**Exercise description**
Each line with the string "code" is to be copied from the records below.
(Supplied records)
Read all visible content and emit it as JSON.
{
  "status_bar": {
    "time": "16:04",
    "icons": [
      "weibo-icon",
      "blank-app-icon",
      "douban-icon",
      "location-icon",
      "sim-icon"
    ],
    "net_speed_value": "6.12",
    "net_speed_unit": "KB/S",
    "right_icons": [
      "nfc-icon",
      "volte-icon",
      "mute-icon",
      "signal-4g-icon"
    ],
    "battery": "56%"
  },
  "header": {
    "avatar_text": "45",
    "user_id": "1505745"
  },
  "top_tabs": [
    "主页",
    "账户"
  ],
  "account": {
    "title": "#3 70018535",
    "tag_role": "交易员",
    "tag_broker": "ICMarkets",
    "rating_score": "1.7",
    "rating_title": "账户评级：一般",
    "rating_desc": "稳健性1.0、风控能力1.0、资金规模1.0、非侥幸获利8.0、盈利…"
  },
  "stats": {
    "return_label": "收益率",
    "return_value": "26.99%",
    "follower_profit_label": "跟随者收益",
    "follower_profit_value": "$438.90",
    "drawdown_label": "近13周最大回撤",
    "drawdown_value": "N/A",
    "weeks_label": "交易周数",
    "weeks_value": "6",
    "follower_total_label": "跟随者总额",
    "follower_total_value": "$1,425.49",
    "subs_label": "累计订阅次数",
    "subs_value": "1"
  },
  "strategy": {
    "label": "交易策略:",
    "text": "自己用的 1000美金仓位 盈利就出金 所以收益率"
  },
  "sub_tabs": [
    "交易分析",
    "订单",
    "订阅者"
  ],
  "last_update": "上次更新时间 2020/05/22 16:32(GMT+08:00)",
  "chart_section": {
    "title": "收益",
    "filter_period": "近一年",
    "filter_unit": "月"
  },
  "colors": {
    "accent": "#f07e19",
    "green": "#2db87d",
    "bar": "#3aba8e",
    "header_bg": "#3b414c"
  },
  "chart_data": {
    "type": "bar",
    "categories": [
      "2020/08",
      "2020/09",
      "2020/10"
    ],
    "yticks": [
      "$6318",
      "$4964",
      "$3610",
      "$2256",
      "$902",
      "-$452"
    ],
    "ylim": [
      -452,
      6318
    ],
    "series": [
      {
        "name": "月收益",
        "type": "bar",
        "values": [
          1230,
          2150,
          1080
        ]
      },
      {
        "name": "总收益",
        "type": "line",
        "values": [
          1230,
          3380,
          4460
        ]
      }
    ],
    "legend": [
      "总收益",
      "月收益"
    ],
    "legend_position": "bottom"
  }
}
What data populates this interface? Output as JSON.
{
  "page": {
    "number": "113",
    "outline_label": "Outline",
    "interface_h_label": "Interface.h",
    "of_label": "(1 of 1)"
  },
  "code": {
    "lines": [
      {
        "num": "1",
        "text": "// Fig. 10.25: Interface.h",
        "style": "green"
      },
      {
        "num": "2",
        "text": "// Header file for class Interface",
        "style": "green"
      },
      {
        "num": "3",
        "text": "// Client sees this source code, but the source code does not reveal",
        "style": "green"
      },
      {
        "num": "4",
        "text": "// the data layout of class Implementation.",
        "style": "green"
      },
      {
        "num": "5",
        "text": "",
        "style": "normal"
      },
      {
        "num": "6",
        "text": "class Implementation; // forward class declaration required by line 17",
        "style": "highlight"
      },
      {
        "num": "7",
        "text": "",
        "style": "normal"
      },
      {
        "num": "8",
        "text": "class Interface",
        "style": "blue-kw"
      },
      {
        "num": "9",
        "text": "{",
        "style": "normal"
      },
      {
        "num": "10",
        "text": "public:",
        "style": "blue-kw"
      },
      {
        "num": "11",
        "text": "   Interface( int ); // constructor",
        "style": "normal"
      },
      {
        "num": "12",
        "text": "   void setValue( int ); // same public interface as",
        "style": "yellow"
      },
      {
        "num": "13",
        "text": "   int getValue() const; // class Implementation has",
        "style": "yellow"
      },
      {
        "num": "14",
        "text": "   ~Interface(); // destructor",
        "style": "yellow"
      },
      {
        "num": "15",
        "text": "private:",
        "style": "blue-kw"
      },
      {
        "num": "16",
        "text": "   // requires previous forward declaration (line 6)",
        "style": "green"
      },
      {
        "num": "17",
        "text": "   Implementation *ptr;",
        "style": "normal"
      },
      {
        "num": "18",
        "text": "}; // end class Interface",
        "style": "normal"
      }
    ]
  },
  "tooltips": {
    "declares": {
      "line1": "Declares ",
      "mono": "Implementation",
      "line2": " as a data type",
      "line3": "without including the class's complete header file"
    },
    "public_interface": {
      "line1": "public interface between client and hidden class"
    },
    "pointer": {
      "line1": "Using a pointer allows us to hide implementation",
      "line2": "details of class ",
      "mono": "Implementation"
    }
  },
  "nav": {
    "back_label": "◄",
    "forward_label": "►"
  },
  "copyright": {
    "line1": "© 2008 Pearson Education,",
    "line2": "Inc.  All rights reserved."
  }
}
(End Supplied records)
**Finished exercise**
  "code": {
        "text": "// Client sees this source code, but the source code does not reveal",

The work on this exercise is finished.